Alternatively, if you’ve built a strong rapport with your near/on-campus treatment team, but are miles away, give them a call to see if they can do monthly Skype sessions or phone calls.
5) Consider a treatment “Bootcamp.” Maybe you’re hesitant to commit to a full-time program, yet are in need of a recovery “pick-me-up.” In this case, a treatment “boot camp” may be helpful. These are more short-term options, offered by many treatment centers, to help get you back on track if you’ve fallen a bit to the wayside. Remember, this does NOT mean starting over or that you failed. You already have the skills and capacity for change – a “treatment refresher” can sharpen those skills and boost confidence in your capacity for continued growth
6) Continue on your recovery path. While you may have a break from late nights of studying, eating disorder don’t take breaks – and you recovery shouldn’t either. Yes, it can be tiresome (see tip #2), especially if we have difficulty noticing progress (see tip #3). If, however, you’re noticing some old patterns sneaking back in, you can always find your way back to “recovery road.” Strengthen your recovery by trying new challenges or revisiting old ones. Voice any concerns to your treatment or support team (see tip #4). Your personal recovery path may seem rocky, or appear blocked in some cases, but you’ll always find a way to continue with a little help and a guiding hand.
Remember: There is no one magical plan for recovery. It can take time, and will likely continue on through the summer and your return to school. But by following these tips over the next few months, you’ll be in much better positon for the road ahead.
Looking for some guidance this summer? We’re always here to help you!

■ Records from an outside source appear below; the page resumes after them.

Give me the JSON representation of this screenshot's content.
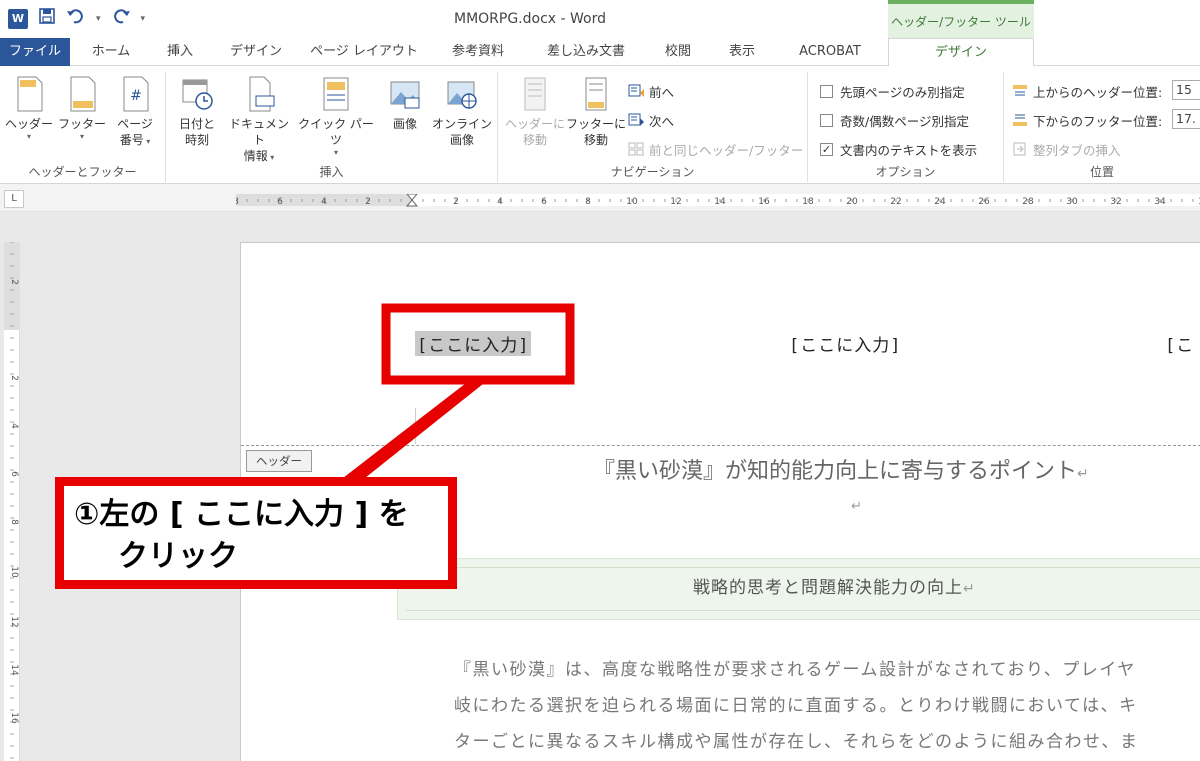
{
  "titlebar": {
    "app_icon": "W",
    "doc_title": "MMORPG.docx - Word",
    "context_title": "ヘッダー/フッター ツール"
  },
  "tabs": [
    {
      "label": "ファイル"
    },
    {
      "label": "ホーム"
    },
    {
      "label": "挿入"
    },
    {
      "label": "デザイン"
    },
    {
      "label": "ページ レイアウト"
    },
    {
      "label": "参考資料"
    },
    {
      "label": "差し込み文書"
    },
    {
      "label": "校閲"
    },
    {
      "label": "表示"
    },
    {
      "label": "ACROBAT"
    },
    {
      "label": "デザイン"
    }
  ],
  "ribbon": {
    "group_hf": {
      "label": "ヘッダーとフッター",
      "header": "ヘッダー",
      "footer": "フッター",
      "page_num_1": "ページ",
      "page_num_2": "番号"
    },
    "group_insert": {
      "label": "挿入",
      "datetime_1": "日付と",
      "datetime_2": "時刻",
      "docinfo_1": "ドキュメント",
      "docinfo_2": "情報",
      "quickparts": "クイック パーツ",
      "picture": "画像",
      "online_1": "オンライン",
      "online_2": "画像"
    },
    "group_nav": {
      "label": "ナビゲーション",
      "goto_header_1": "ヘッダーに",
      "goto_header_2": "移動",
      "goto_footer_1": "フッターに",
      "goto_footer_2": "移動",
      "prev": "前へ",
      "next": "次へ",
      "link_prev": "前と同じヘッダー/フッター"
    },
    "group_options": {
      "label": "オプション",
      "diff_first": "先頭ページのみ別指定",
      "diff_odd_even": "奇数/偶数ページ別指定",
      "show_text": "文書内のテキストを表示",
      "show_text_check": "✓"
    },
    "group_position": {
      "label": "位置",
      "header_pos": "上からのヘッダー位置:",
      "header_val": "15",
      "footer_pos": "下からのフッター位置:",
      "footer_val": "17.",
      "align_tab": "整列タブの挿入"
    }
  },
  "ruler": {
    "corner": "L",
    "h_labels": [
      "8",
      "6",
      "4",
      "2",
      "2",
      "4",
      "6",
      "8",
      "10",
      "12",
      "14",
      "16",
      "18",
      "20",
      "22",
      "24",
      "26",
      "28",
      "30",
      "32",
      "34",
      "36"
    ],
    "v_labels": [
      "2",
      "2",
      "4",
      "6",
      "8",
      "10",
      "12",
      "14",
      "16"
    ]
  },
  "page": {
    "header_left": "[ここに入力]",
    "header_center": "[ここに入力]",
    "header_right": "[こ",
    "header_tag": "ヘッダー",
    "heading": "『黒い砂漠』が知的能力向上に寄与するポイント",
    "para_mark": "↵",
    "section_title": "戦略的思考と問題解決能力の向上",
    "body_lines": [
      "『黒い砂漠』は、高度な戦略性が要求されるゲーム設計がなされており、プレイヤ",
      "岐にわたる選択を迫られる場面に日常的に直面する。とりわけ戦闘においては、キ",
      "ターごとに異なるスキル構成や属性が存在し、それらをどのように組み合わせ、ま"
    ]
  },
  "callout": {
    "line1": "①左の [ ここに入力 ] を",
    "line2": "クリック",
    "color": "#e60000"
  }
}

Amanda Kravitz, LCSW, is an adult clinician in the partial hospitalization (PHP) and intensive outpatient (IOP) programs in Braintree. She received her bachelor’s degree in Psychology from SUNY Oswego and master’s degree in Social Work from Binghamton University. Amanda was previously a clinician for the adolescent PHP and IOP at Walden. Prior to joining Walden’s team, Amanda worked in substance abuse IOP, outpatient for children and families, and as part of an in-home crisis stabilization team. Amanda incorporates Cognitive Behavioral Therapy (CBT) and Dialectical Behavior Therapy (DBT) in her work with her patients, as well as other mindfulness-based practices. She is particularly interested in movement therapy and yoga as treatment for various conditions, and will be helping to start the new Trauma and SMART programs at the Braintree clinic.